Leutheusser-Schnarrenberger said in a statement emailed by her ministry in Berlin. “This may constitute massive access to telecommunications data without permission on a huge scale.”

All of the facts must be put on the table, the minister added.

Obama has defended the intelligence-gathering system as a "modest encroachment" that Americans should be willing to accept on behalf of security.

"You can't have 100 per cent security and also then have 100 per cent privacy and zero inconvenience,” he said. “We're going to have to make some choices as a society.

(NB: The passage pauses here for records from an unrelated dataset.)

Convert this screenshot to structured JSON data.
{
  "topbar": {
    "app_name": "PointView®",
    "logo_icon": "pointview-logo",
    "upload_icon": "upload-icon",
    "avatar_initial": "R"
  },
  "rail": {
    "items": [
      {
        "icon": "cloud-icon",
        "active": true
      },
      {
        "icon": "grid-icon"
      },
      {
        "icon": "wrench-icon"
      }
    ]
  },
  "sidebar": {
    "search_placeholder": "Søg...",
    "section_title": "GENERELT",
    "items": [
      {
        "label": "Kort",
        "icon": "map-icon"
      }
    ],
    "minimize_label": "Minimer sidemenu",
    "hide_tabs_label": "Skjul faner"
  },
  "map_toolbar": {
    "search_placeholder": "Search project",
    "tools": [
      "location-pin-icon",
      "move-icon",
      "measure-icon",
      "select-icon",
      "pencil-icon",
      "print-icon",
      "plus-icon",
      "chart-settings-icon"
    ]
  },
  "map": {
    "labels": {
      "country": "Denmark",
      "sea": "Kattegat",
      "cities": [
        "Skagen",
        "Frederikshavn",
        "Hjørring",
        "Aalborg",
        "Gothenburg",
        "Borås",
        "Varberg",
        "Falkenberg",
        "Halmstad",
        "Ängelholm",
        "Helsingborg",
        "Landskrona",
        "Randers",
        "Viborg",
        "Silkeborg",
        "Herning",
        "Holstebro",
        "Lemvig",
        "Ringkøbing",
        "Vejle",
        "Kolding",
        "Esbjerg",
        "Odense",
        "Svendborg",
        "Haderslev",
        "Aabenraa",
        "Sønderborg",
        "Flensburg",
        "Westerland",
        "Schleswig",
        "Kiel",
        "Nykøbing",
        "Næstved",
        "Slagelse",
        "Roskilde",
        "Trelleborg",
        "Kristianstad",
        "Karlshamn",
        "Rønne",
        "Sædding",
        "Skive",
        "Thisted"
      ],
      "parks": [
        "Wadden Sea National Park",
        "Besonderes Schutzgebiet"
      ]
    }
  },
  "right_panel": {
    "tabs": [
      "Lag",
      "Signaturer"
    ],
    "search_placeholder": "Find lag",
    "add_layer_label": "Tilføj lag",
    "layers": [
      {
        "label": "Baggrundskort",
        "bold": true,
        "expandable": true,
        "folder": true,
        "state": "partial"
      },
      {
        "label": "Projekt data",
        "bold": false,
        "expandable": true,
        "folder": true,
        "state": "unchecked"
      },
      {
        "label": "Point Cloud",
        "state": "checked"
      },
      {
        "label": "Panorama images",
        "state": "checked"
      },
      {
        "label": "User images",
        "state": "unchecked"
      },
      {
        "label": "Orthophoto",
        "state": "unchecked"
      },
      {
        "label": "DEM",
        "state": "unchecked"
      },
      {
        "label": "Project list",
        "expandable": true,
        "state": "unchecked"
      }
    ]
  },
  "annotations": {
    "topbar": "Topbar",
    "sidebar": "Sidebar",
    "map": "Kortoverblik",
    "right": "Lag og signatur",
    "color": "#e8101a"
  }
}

There are trade-offs involved."

The United States, however, is not legally restricted from eavesdropping on the communications of foreigners, meaning in theory that Washington could be listening to and collecting the private communications of individuals anywhere in the world.

Peter Schaar, Germany's federal data protection commissioner, said the leaked intelligence was grounds for "massive concern" in Europe.

"The problem is that we Europeans are not protected from what appears to be a very comprehensive surveillance program," he told the Handelsblatt newspaper. "Neither European nor German rules apply here, and American laws only protect Americans."

Meanwhile, German opposition parties hope to gain from the scandal, especially with parliamentary elections approaching in September, and Merkel looking to win a third term.

"This looks to me like it could become one of the biggest data privacy scandals ever," Greens leader Renate Kuenast told Reuters.

Obama is scheduled to hold talks and a news conference with Merkel on Wednesday followed by a speech in front of the Brandenburg Gate, the 18th triumphal arch that is one of Germany’s most recognizable landmarks.